In a referendum slated for this coming Sunday, Swiss citizens are being called to vote on a national energy strategy, dubbed Energiestrategie 2050.
Now it is reported that just days ago German Green Party co-founder (later turned socialist) and former German Homeland Minister Otto Schily has come out to warn Swiss citizens against voting yes on the project, reminding them that Germany’s Energiewende (transition to green energies) is not the success it is often claimed to be, and that it has in fact turned into a 25 billion euro a year disaster.
This is reported the online Swiss daily, Basler Zeitung here.
Schily held the top position in Germany’s Homeland Ministry in the country’s Socialist/Green coalition government led by Gerhard Schröder from 1998 to 2005. He is regarded as one of the country’s most respected elderly politicians and statesmen.
According to the Basler Zeitung, Schily wrote a letter to Christoph Blocher, where he judged the Energiewende to be an “economic, ecological and social disaster” and so urged Swiss citizens to vote no.
The rightwing Swiss SVP party, led by Blocher, is leading the campaign against the green energy transformation project put forth by Swiss President Doris Leuthard of the centrist Christian CVP party. Both Schily and Blocher were Homeland ministers at the same time in their respective countries in the 2000s and are reported to maintain light contact.
The online Swiss site BLICK characterized Schily’s letter as “explosive”.
The Basler Zeitung reports: “The costs of the Energiewende have grown to over 25 billion euros annually. As a result consumer electricity bills have risen year after year.”
Schily wrote that Germany’s green energies are also “extremely socially unjust” because they force low income consumers to pay more money into the pockets of wealthy wind and solar park operators – in a classic redistribution from the bottom up.
Jobs-killer, done nothing for the climate
Moreover, the Basler Zeitung writes that the Energiewende has scarred Germany’s natural landscape, has probably cost more jobs than it created, and has “contributed nothing to climate policy as it hoped to do“. Schily advised Swiss citizens “not to repeat the far reaching energy policy of the German Energiewende“.
German CO2 emissions rising instead of falling
The Basler Zeitung also cites an “expert team” by McKinsey consulting group, which not long ago found that the German energy policy has fallen far short of its aims: “Emissions of climate-harmful carbon dioxide are not going down, but rather are increasing, as is power consumption even though it was supposed to go down because of efficiency measures.”

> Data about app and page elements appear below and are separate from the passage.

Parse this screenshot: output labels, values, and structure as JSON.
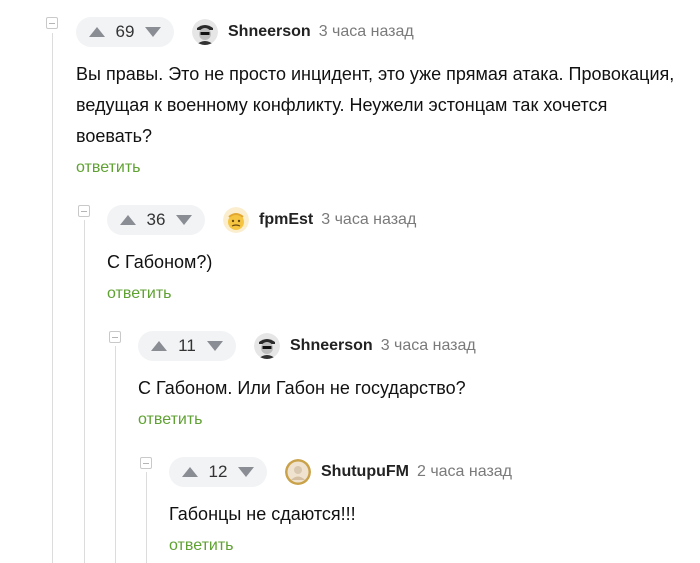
{
  "comments": [
    {
      "rating": "69",
      "author": "Shneerson",
      "time": "3 часа назад",
      "text": "Вы правы. Это не просто инцидент, это уже прямая атака. Провокация, ведущая к военному конфликту. Неужели эстонцам так хочется воевать?",
      "reply": "ответить"
    },
    {
      "rating": "36",
      "author": "fpmEst",
      "time": "3 часа назад",
      "text": "С Габоном?)",
      "reply": "ответить"
    },
    {
      "rating": "11",
      "author": "Shneerson",
      "time": "3 часа назад",
      "text": "С Габоном. Или Габон не государство?",
      "reply": "ответить"
    },
    {
      "rating": "12",
      "author": "ShutupuFM",
      "time": "2 часа назад",
      "text": "Габонцы не сдаются!!!",
      "reply": "ответить"
    }
  ],
  "colors": {
    "reply_link": "#5fa132",
    "pill_bg": "#f2f3f5",
    "thread_line": "#dcdcdc"
  },
  "icons": {
    "upvote": "triangle-up-icon",
    "downvote": "triangle-down-icon",
    "collapse": "minus-square-icon"
  }
}
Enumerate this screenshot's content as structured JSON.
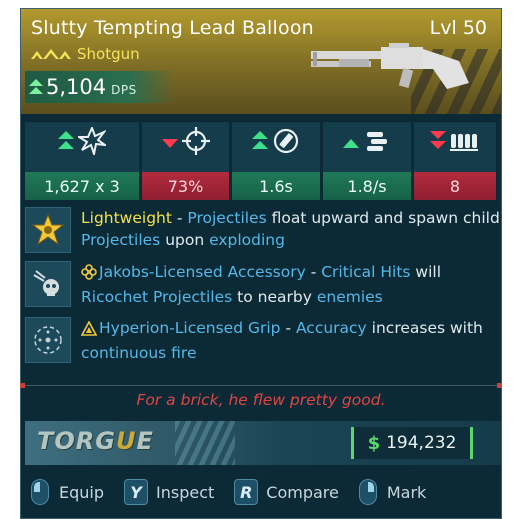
{
  "item": {
    "name": "Slutty Tempting Lead Balloon",
    "level": "Lvl 50",
    "type": "Shotgun",
    "dps_value": "5,104",
    "dps_unit": "DPS"
  },
  "colors": {
    "header_gold": "#b39a2e",
    "good_green": "#1f7a57",
    "bad_red": "#b22b3e",
    "perk_blue": "#55b8e8",
    "perk_yellow": "#f2e14a",
    "flavor_red": "#e04545",
    "money_green": "#5bd86c"
  },
  "stats": [
    {
      "name": "damage",
      "icon": "explosion-icon",
      "trend": "up",
      "value": "1,627 x 3"
    },
    {
      "name": "accuracy",
      "icon": "crosshair-icon",
      "trend": "down",
      "value": "73%"
    },
    {
      "name": "reload",
      "icon": "reload-icon",
      "trend": "up",
      "value": "1.6s"
    },
    {
      "name": "fire-rate",
      "icon": "bullets-icon",
      "trend": "up",
      "value": "1.8/s"
    },
    {
      "name": "magazine",
      "icon": "magazine-icon",
      "trend": "down2",
      "value": "8"
    }
  ],
  "perks": [
    {
      "icon": "star-badge-icon",
      "parts": [
        {
          "t": "Lightweight",
          "c": "yellow"
        },
        {
          "t": " - ",
          "c": "white"
        },
        {
          "t": "Projectiles",
          "c": "blue"
        },
        {
          "t": " float upward and spawn child ",
          "c": "white"
        },
        {
          "t": "Projectiles",
          "c": "blue"
        },
        {
          "t": " upon ",
          "c": "white"
        },
        {
          "t": "exploding",
          "c": "blue"
        }
      ]
    },
    {
      "icon": "skull-ricochet-icon",
      "inline_icon": "jakobs-flower-icon",
      "parts": [
        {
          "t": "Jakobs-Licensed Accessory",
          "c": "blue"
        },
        {
          "t": " - ",
          "c": "white"
        },
        {
          "t": "Critical Hits",
          "c": "blue"
        },
        {
          "t": " will ",
          "c": "white"
        },
        {
          "t": "Ricochet Projectiles",
          "c": "blue"
        },
        {
          "t": " to nearby ",
          "c": "white"
        },
        {
          "t": "enemies",
          "c": "blue"
        }
      ]
    },
    {
      "icon": "reticle-grip-icon",
      "inline_icon": "hyperion-triangle-icon",
      "parts": [
        {
          "t": "Hyperion-Licensed Grip",
          "c": "blue"
        },
        {
          "t": " - ",
          "c": "white"
        },
        {
          "t": "Accuracy",
          "c": "blue"
        },
        {
          "t": " increases with ",
          "c": "white"
        },
        {
          "t": "continuous fire",
          "c": "blue"
        }
      ]
    }
  ],
  "flavor_text": "For a brick, he flew pretty good.",
  "manufacturer": {
    "logo_main": "TORG",
    "logo_alt": "U",
    "logo_end": "E"
  },
  "price": {
    "symbol": "$",
    "value": "194,232"
  },
  "actions": [
    {
      "key": "mouse-left",
      "label": "Equip"
    },
    {
      "key": "Y",
      "label": "Inspect"
    },
    {
      "key": "R",
      "label": "Compare"
    },
    {
      "key": "mouse-right",
      "label": "Mark"
    }
  ]
}
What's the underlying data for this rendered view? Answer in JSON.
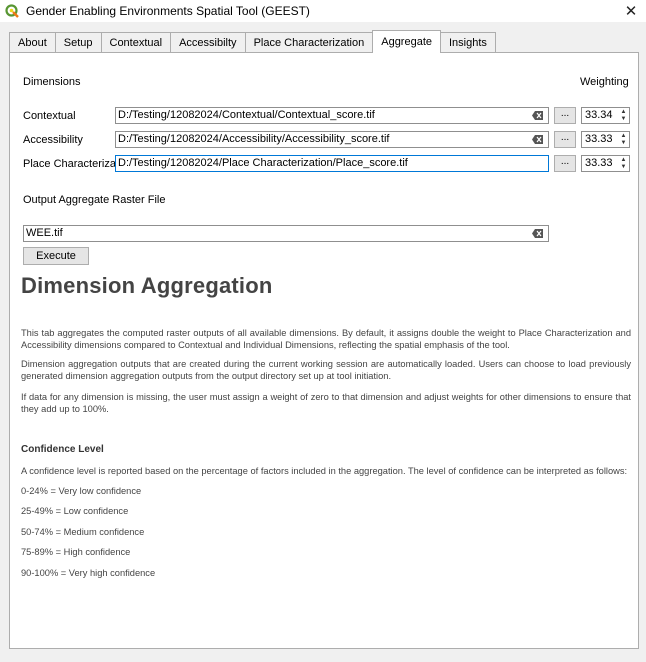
{
  "window": {
    "title": "Gender Enabling Environments Spatial Tool (GEEST)",
    "close_glyph": "✕"
  },
  "tabs": [
    {
      "label": "About"
    },
    {
      "label": "Setup"
    },
    {
      "label": "Contextual"
    },
    {
      "label": "Accessibilty"
    },
    {
      "label": "Place Characterization"
    },
    {
      "label": "Aggregate"
    },
    {
      "label": "Insights"
    }
  ],
  "active_tab": "Aggregate",
  "form": {
    "dimensions_header": "Dimensions",
    "weighting_header": "Weighting",
    "rows": [
      {
        "label": "Contextual",
        "path": "D:/Testing/12082024/Contextual/Contextual_score.tif",
        "browse_label": "...",
        "weight": "33.34"
      },
      {
        "label": "Accessibility",
        "path": "D:/Testing/12082024/Accessibility/Accessibility_score.tif",
        "browse_label": "...",
        "weight": "33.33"
      },
      {
        "label": "Place Characterization",
        "path": "D:/Testing/12082024/Place Characterization/Place_score.tif",
        "browse_label": "...",
        "weight": "33.33"
      }
    ],
    "output_label": "Output Aggregate Raster File",
    "output_value": "WEE.tif",
    "execute_label": "Execute"
  },
  "help": {
    "heading": "Dimension Aggregation",
    "paragraphs": [
      "This tab aggregates the computed raster outputs of all available dimensions. By default, it assigns double the weight to Place Characterization and Accessibility dimensions compared to Contextual and Individual Dimensions, reflecting the spatial emphasis of the tool.",
      "Dimension aggregation outputs that are created during the current working session are automatically loaded. Users can choose to load previously generated dimension aggregation outputs from the output directory set up at tool initiation.",
      "If data for any dimension is missing, the user must assign a weight of zero to that dimension and adjust weights for other dimensions to ensure that they add up to 100%."
    ],
    "confidence_title": "Confidence Level",
    "confidence_intro": "A confidence level is reported based on the percentage of factors included in the aggregation. The level of confidence can be interpreted as follows:",
    "confidence_levels": [
      "0-24% = Very low confidence",
      "25-49% = Low confidence",
      "50-74% = Medium confidence",
      "75-89% = High confidence",
      "90-100% = Very high confidence"
    ]
  },
  "icons": {
    "app": "qgis-icon",
    "clear": "clear-field-icon",
    "spin_up": "▲",
    "spin_down": "▼"
  },
  "colors": {
    "focus_border": "#0078d7",
    "app_icon": "#589632"
  }
}
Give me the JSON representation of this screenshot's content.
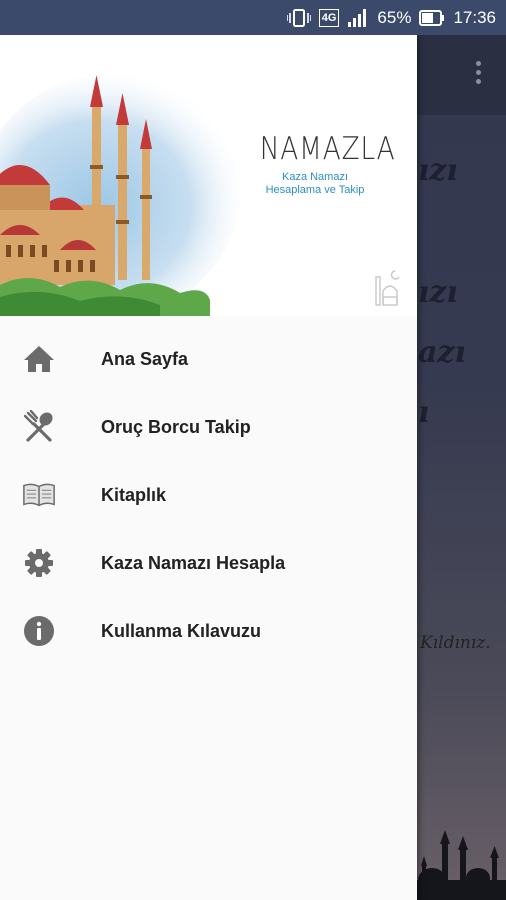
{
  "status_bar": {
    "network": "4G",
    "battery": "65%",
    "time": "17:36"
  },
  "drawer": {
    "header": {
      "app_name": "NAMAZLA",
      "subtitle_line1": "Kaza Namazı",
      "subtitle_line2": "Hesaplama ve Takip"
    },
    "items": [
      {
        "label": "Ana Sayfa",
        "icon": "home-icon"
      },
      {
        "label": "Oruç Borcu Takip",
        "icon": "fork-spoon-icon"
      },
      {
        "label": "Kitaplık",
        "icon": "book-icon"
      },
      {
        "label": "Kaza Namazı Hesapla",
        "icon": "gear-icon"
      },
      {
        "label": "Kullanma Kılavuzu",
        "icon": "info-icon"
      }
    ]
  },
  "background": {
    "fragments": [
      "ızı",
      "ızı",
      "azı",
      "ı"
    ],
    "footer_text": "Kıldınız."
  }
}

The Basler Zeitung adds: “a collapse of the power supply threatens when the remaining German nuclear power plants are taken offline over the coming years“.